Another common habit is to globalise the complaint beyond the specific incident. Whenever the words “always” or “never” are used, it’s a sure sign of globalisation. Stick to the incident at hand and avoid bringing up ancient history.
- Globalisation: “You always do this! I never get consulted. You’ve been doing this from the day we married. It’s always the same with you.”
While it’s understandable that a person would get defensive when they are being criticised or blamed, it is not a helpful reaction. The more defensive one is, the more persistent the accuser tends to become, which escalates the argument.
Stonewalling is refusing to interact. It may involve physically leaving the other (e.g. storming out, locking oneself in another room) or emotionally tuning out (e.g. watching TV, reading the paper). In 85% of marriages, the stonewaller is the husband. One reason for this trend is that a man’s body is more easily ‘flooded’.
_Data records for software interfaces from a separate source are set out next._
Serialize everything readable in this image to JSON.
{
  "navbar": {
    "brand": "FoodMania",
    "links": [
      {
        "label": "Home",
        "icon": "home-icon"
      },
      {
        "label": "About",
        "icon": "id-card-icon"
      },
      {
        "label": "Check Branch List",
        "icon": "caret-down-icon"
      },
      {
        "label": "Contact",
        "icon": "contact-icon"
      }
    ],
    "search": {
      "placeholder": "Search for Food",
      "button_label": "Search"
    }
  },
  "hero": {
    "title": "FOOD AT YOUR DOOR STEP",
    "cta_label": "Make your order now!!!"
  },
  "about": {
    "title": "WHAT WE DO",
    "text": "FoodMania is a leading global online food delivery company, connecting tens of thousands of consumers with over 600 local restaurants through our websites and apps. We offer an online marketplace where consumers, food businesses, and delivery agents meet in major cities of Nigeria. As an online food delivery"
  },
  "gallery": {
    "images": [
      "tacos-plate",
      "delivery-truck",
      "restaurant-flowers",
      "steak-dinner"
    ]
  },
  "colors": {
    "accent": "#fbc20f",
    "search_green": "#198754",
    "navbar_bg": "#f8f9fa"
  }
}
Flooding is a stress reaction and includes physiological changes such as an increase in blood pressure and heart rate. Flooding can be triggered by confrontation or emotional discussions and causes intense emotion which is overwhelming and disorientating. This is one reason why women are more likely than their husbands to bring up sensitive issues and why the ‘Stop’ step in ‘Stop.Reflect.Connect’ is so powerful. When you’re flooded, ‘Stop’ allows you to regain self-control.
Rejecting repair attempts
Within any argument, often one or both will make some gesture of conciliation. It might be through humour, touch, eye contact or words. When this happens, if the other person doesn’t recognise and/or respond, the person waving the white flag feels rejected, adding fuel to the argument.
* John Gottman, Seven Principles for Making Marriage Work
A few years back, we got ourselves into a terrible rut. We were fighting all the time and feeling angry and disconnected. We found ourselves being over-reactive. One of us would make some innocent comment and the other would interpret it as an attack. Then the other would get upset because they had been misjudged. We felt hurt and disconnected from each other almost all the time. There wasn’t a lot of joy in our marriage – just a steady stream of sullen bitterness.
Some friends of ours helped us a lot by putting into place two simple strategies.
Firstly, they told us to do the Daily Appreciation regularly, at least 5 times a day. This helped us to focus on the good in each other, to build each other up. When we did this, we started to feel more positive towards each other, and we also learnt what was most effective in helping the other to feel loved.
Secondly, they taught us the ‘ouch’ rule. This was an agreement to immediately say ‘ouch’ whenever we were offended by something the other said. This gave the other person the chance to rephrase it or clarify what they meant. This was really helpful in making our communication clearer. We stopped jumping to negative conclusions about each other. It surprised us how often we were inclined to misunderstand each other. After a while, we learnt to assume that the other always had good intentions towards us. It really was the norm. Neither of us were being irritable and snappy or cold and withdrawn to punish the other. And if there was any doubt, we know now to seek clarification before drawing conclusions.